Set down the complete data exactly as it appears below.

(Entries taken from a collection)
□ □ □ □ □ □ □
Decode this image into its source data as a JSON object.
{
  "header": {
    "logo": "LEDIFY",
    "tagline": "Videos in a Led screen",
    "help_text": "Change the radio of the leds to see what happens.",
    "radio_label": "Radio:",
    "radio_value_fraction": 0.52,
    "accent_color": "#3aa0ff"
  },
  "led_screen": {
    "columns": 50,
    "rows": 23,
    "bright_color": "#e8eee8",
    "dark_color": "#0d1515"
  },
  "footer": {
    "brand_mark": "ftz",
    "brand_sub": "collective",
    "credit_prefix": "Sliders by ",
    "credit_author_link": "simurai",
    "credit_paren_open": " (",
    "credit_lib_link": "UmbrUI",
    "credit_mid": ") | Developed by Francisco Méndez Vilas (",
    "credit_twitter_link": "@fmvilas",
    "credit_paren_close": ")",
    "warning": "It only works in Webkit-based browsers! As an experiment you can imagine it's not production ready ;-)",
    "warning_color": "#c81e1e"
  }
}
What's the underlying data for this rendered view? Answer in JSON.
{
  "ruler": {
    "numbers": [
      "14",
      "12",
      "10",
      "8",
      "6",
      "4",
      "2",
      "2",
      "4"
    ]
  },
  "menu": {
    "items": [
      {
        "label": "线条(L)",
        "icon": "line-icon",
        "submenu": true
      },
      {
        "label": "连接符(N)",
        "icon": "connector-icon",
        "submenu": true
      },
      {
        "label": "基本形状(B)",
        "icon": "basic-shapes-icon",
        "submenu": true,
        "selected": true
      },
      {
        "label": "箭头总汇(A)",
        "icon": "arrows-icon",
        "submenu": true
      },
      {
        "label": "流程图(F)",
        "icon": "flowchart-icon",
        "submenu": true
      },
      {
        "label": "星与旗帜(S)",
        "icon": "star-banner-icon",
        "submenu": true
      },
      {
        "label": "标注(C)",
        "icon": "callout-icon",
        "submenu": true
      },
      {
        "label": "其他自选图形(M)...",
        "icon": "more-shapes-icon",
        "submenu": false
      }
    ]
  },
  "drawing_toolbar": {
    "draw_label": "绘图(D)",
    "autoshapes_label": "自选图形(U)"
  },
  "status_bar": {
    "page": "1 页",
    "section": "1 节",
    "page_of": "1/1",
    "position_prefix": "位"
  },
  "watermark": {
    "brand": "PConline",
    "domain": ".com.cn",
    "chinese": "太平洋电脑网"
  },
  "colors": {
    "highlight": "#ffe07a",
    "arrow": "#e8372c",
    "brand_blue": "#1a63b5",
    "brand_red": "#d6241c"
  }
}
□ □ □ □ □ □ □
**Answer to this exercise:**
Decode this image into its source data as a JSON object.
{
  "header": {
    "logo": "LEDIFY",
    "tagline": "Videos in a Led screen",
    "help_text": "Change the radio of the leds to see what happens.",
    "radio_label": "Radio:",
    "radio_value_fraction": 0.52,
    "accent_color": "#3aa0ff"
  },
  "led_screen": {
    "columns": 50,
    "rows": 23,
    "bright_color": "#e8eee8",
    "dark_color": "#0d1515"
  },
  "footer": {
    "brand_mark": "ftz",
    "brand_sub": "collective",
    "credit_prefix": "Sliders by ",
    "credit_author_link": "simurai",
    "credit_paren_open": " (",
    "credit_lib_link": "UmbrUI",
    "credit_mid": ") | Developed by Francisco Méndez Vilas (",
    "credit_twitter_link": "@fmvilas",
    "credit_paren_close": ")",
    "warning": "It only works in Webkit-based browsers! As an experiment you can imagine it's not production ready ;-)",
    "warning_color": "#c81e1e"
  }
}
What's the underlying data for this rendered view? Answer in JSON.
{
  "ruler": {
    "numbers": [
      "14",
      "12",
      "10",
      "8",
      "6",
      "4",
      "2",
      "2",
      "4"
    ]
  },
  "menu": {
    "items": [
      {
        "label": "线条(L)",
        "icon": "line-icon",
        "submenu": true
      },
      {
        "label": "连接符(N)",
        "icon": "connector-icon",
        "submenu": true
      },
      {
        "label": "基本形状(B)",
        "icon": "basic-shapes-icon",
        "submenu": true,
        "selected": true
      },
      {
        "label": "箭头总汇(A)",
        "icon": "arrows-icon",
        "submenu": true
      },
      {
        "label": "流程图(F)",
        "icon": "flowchart-icon",
        "submenu": true
      },
      {
        "label": "星与旗帜(S)",
        "icon": "star-banner-icon",
        "submenu": true
      },
      {
        "label": "标注(C)",
        "icon": "callout-icon",
        "submenu": true
      },
      {
        "label": "其他自选图形(M)...",
        "icon": "more-shapes-icon",
        "submenu": false
      }
    ]
  },
  "drawing_toolbar": {
    "draw_label": "绘图(D)",
    "autoshapes_label": "自选图形(U)"
  },
  "status_bar": {
    "page": "1 页",
    "section": "1 节",
    "page_of": "1/1",
    "position_prefix": "位"
  },
  "watermark": {
    "brand": "PConline",
    "domain": ".com.cn",
    "chinese": "太平洋电脑网"
  },
  "colors": {
    "highlight": "#ffe07a",
    "arrow": "#e8372c",
    "brand_blue": "#1a63b5",
    "brand_red": "#d6241c"
  }
}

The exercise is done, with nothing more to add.